• [Data for the task]
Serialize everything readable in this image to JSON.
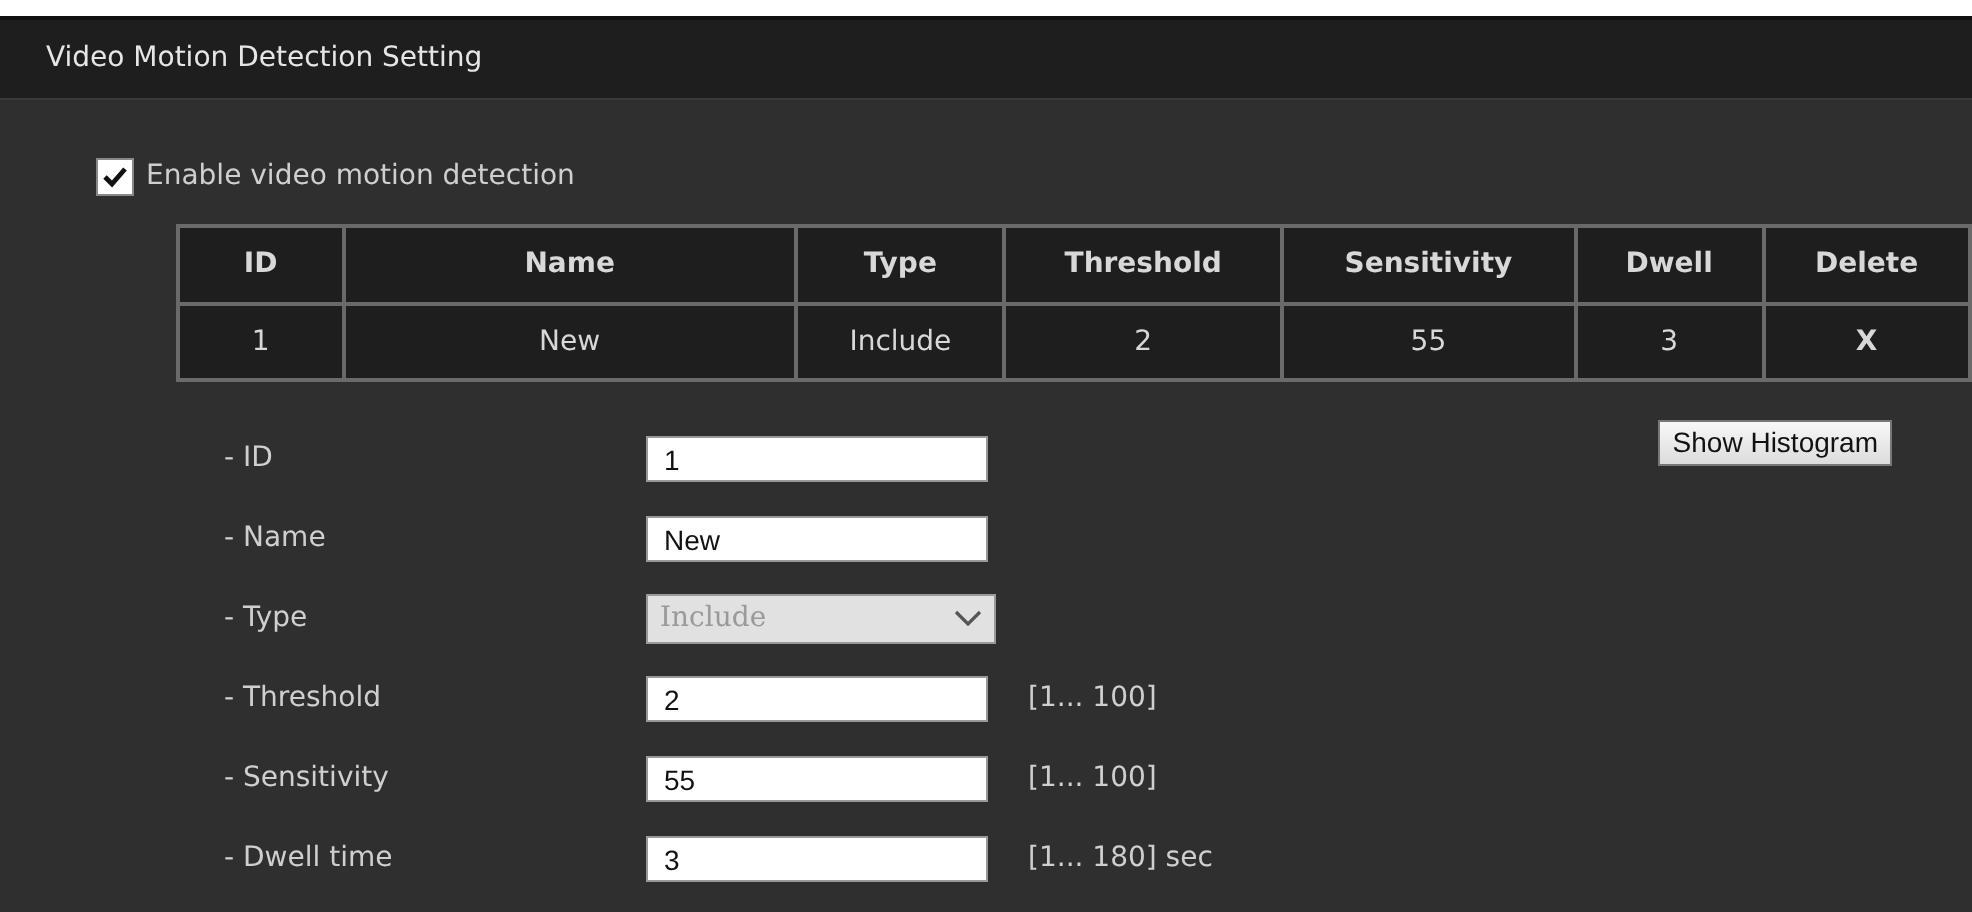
{
  "title": "Video Motion Detection Setting",
  "enable": {
    "label": "Enable video motion detection",
    "checked": true
  },
  "table": {
    "columns": [
      "ID",
      "Name",
      "Type",
      "Threshold",
      "Sensitivity",
      "Dwell",
      "Delete"
    ],
    "rows": [
      [
        "1",
        "New",
        "Include",
        "2",
        "55",
        "3",
        "X"
      ]
    ]
  },
  "form": [
    {
      "kind": "text",
      "label": "- ID",
      "value": "1"
    },
    {
      "kind": "text",
      "label": "- Name",
      "value": "New"
    },
    {
      "kind": "select",
      "label": "- Type",
      "value": "Include",
      "disabled": true
    },
    {
      "kind": "text",
      "label": "- Threshold",
      "value": "2",
      "hint": "[1... 100]"
    },
    {
      "kind": "text",
      "label": "- Sensitivity",
      "value": "55",
      "hint": "[1... 100]"
    },
    {
      "kind": "text",
      "label": "- Dwell time",
      "value": "3",
      "hint": "[1... 180] sec"
    }
  ],
  "histogram_button": "Show Histogram"
}
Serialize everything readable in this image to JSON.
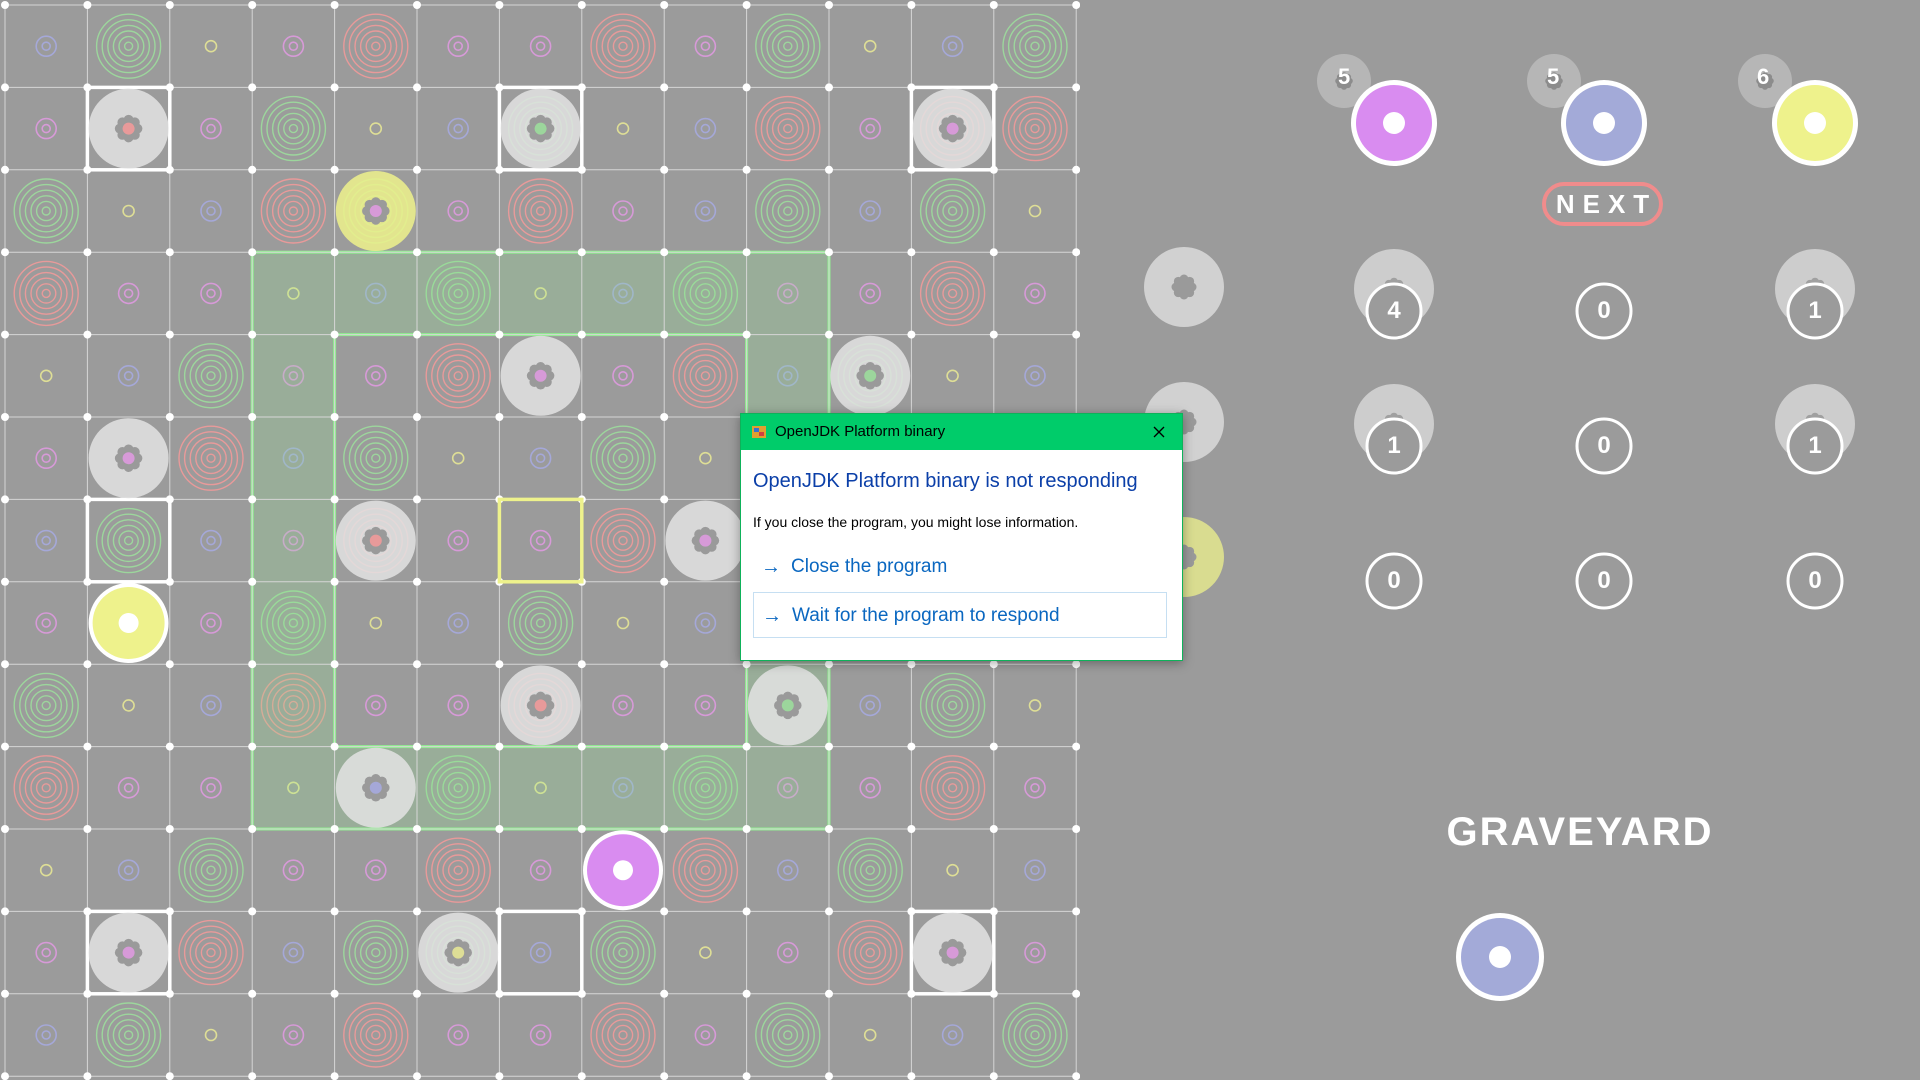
{
  "board": {
    "size": 13,
    "pattern": [
      [
        "b",
        "g",
        "y",
        "m",
        "r",
        "m",
        "m",
        "r",
        "m",
        "g",
        "y",
        "b",
        "g"
      ],
      [
        "m",
        "b",
        "m",
        "g",
        "y",
        "b",
        "g",
        "y",
        "b",
        "r",
        "m",
        "r",
        "r"
      ],
      [
        "g",
        "y",
        "b",
        "r",
        "g",
        "m",
        "r",
        "m",
        "b",
        "g",
        "b",
        "g",
        "y"
      ],
      [
        "r",
        "m",
        "m",
        "y",
        "b",
        "g",
        "y",
        "b",
        "g",
        "m",
        "m",
        "r",
        "m"
      ],
      [
        "y",
        "b",
        "g",
        "m",
        "m",
        "r",
        "b",
        "m",
        "r",
        "b",
        "g",
        "y",
        "b"
      ],
      [
        "m",
        "m",
        "r",
        "b",
        "g",
        "y",
        "b",
        "g",
        "y",
        "m",
        "m",
        "r",
        "m"
      ],
      [
        "b",
        "g",
        "b",
        "m",
        "r",
        "m",
        "m",
        "r",
        "b",
        "m",
        "b",
        "m",
        "y"
      ],
      [
        "m",
        "y",
        "m",
        "g",
        "y",
        "b",
        "g",
        "y",
        "b",
        "m",
        "g",
        "g",
        "m"
      ],
      [
        "g",
        "y",
        "b",
        "r",
        "m",
        "m",
        "r",
        "m",
        "m",
        "y",
        "b",
        "g",
        "y"
      ],
      [
        "r",
        "m",
        "m",
        "y",
        "b",
        "g",
        "y",
        "b",
        "g",
        "m",
        "m",
        "r",
        "m"
      ],
      [
        "y",
        "b",
        "g",
        "m",
        "m",
        "r",
        "m",
        "b",
        "r",
        "b",
        "g",
        "y",
        "b"
      ],
      [
        "m",
        "b",
        "r",
        "b",
        "g",
        "g",
        "b",
        "g",
        "y",
        "m",
        "r",
        "m",
        "m"
      ],
      [
        "b",
        "g",
        "y",
        "m",
        "r",
        "m",
        "m",
        "r",
        "m",
        "g",
        "y",
        "b",
        "g"
      ]
    ],
    "highlight_ring": {
      "outer": [
        3,
        3,
        9,
        9
      ],
      "inner": [
        4,
        4,
        8,
        8
      ]
    },
    "white_squares": [
      [
        1,
        1
      ],
      [
        1,
        6
      ],
      [
        1,
        11
      ],
      [
        6,
        1
      ],
      [
        11,
        1
      ],
      [
        11,
        6
      ],
      [
        11,
        11
      ]
    ],
    "yellow_square": [
      6,
      6
    ],
    "tokens": [
      {
        "row": 1,
        "col": 1,
        "type": "disc",
        "center": "r"
      },
      {
        "row": 1,
        "col": 6,
        "type": "disc",
        "center": "g"
      },
      {
        "row": 1,
        "col": 11,
        "type": "disc",
        "center": "m"
      },
      {
        "row": 2,
        "col": 4,
        "type": "yellow-disc",
        "center": "m"
      },
      {
        "row": 4,
        "col": 6,
        "type": "disc",
        "center": "m"
      },
      {
        "row": 4,
        "col": 10,
        "type": "disc",
        "center": "g"
      },
      {
        "row": 5,
        "col": 1,
        "type": "disc",
        "center": "m"
      },
      {
        "row": 6,
        "col": 4,
        "type": "disc",
        "center": "r"
      },
      {
        "row": 6,
        "col": 8,
        "type": "disc",
        "center": "m"
      },
      {
        "row": 7,
        "col": 1,
        "type": "piece",
        "color": "#eef28c"
      },
      {
        "row": 8,
        "col": 6,
        "type": "disc",
        "center": "r"
      },
      {
        "row": 8,
        "col": 9,
        "type": "disc",
        "center": "g"
      },
      {
        "row": 9,
        "col": 4,
        "type": "disc",
        "center": "b"
      },
      {
        "row": 10,
        "col": 7,
        "type": "piece",
        "color": "#d98cf0"
      },
      {
        "row": 11,
        "col": 1,
        "type": "disc",
        "center": "m"
      },
      {
        "row": 11,
        "col": 5,
        "type": "disc",
        "center": "y"
      },
      {
        "row": 11,
        "col": 11,
        "type": "disc",
        "center": "m"
      }
    ]
  },
  "colors": {
    "r": "#e89a9a",
    "g": "#9cd69c",
    "b": "#a5a8d8",
    "m": "#d79ad8",
    "y": "#dede96",
    "board_bg": "#9b9b9b",
    "grid_line": "#d6d6d6",
    "highlight": "#90ee90",
    "token": "#e3e3e3"
  },
  "players": [
    {
      "supply": "5",
      "color": "#d98cf0"
    },
    {
      "supply": "5",
      "color": "#a3aad8"
    },
    {
      "supply": "6",
      "color": "#eef28c"
    }
  ],
  "next_button": "NEXT",
  "counts": [
    [
      "4",
      "0",
      "1"
    ],
    [
      "1",
      "0",
      "1"
    ],
    [
      "0",
      "0",
      "0"
    ]
  ],
  "graveyard": {
    "title": "GRAVEYARD",
    "piece_color": "#a3aad8"
  },
  "dialog": {
    "title": "OpenJDK Platform binary",
    "heading": "OpenJDK Platform binary is not responding",
    "body": "If you close the program, you might lose information.",
    "options": [
      {
        "label": "Close the program",
        "arrow": "→"
      },
      {
        "label": "Wait for the program to respond",
        "arrow": "→"
      }
    ]
  },
  "icons": [
    "close-icon",
    "app-icon",
    "arrow-right-icon"
  ]
}
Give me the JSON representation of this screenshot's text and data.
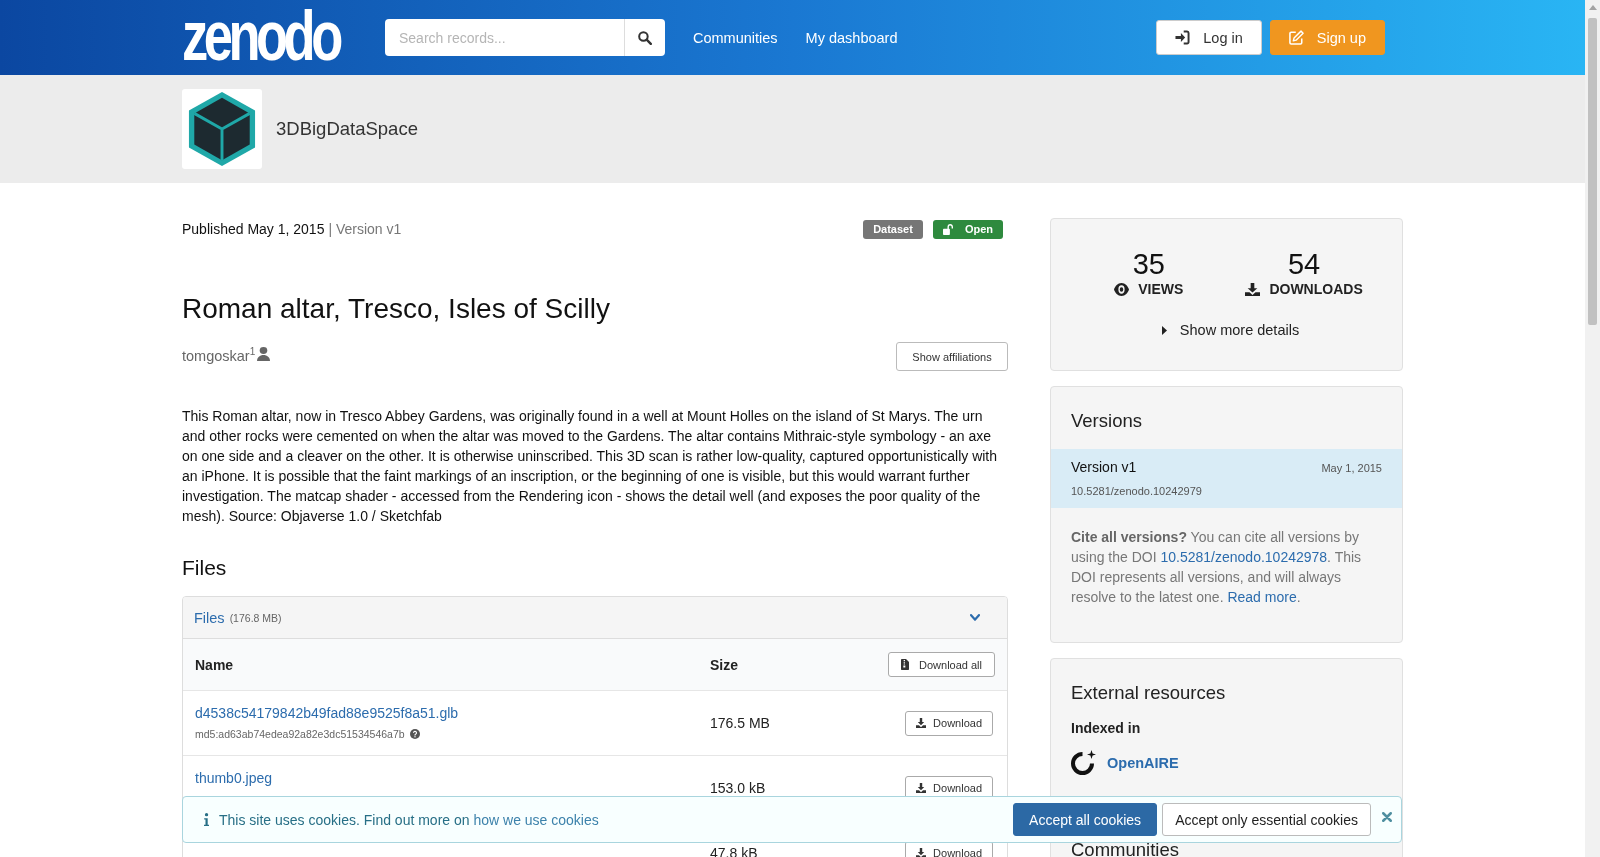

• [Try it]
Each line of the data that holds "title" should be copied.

• [Task response]
  "title": "Video Motion Detection Setting",
    "title": "GRAVEYARD",
    "title": "OpenJDK Platform binary",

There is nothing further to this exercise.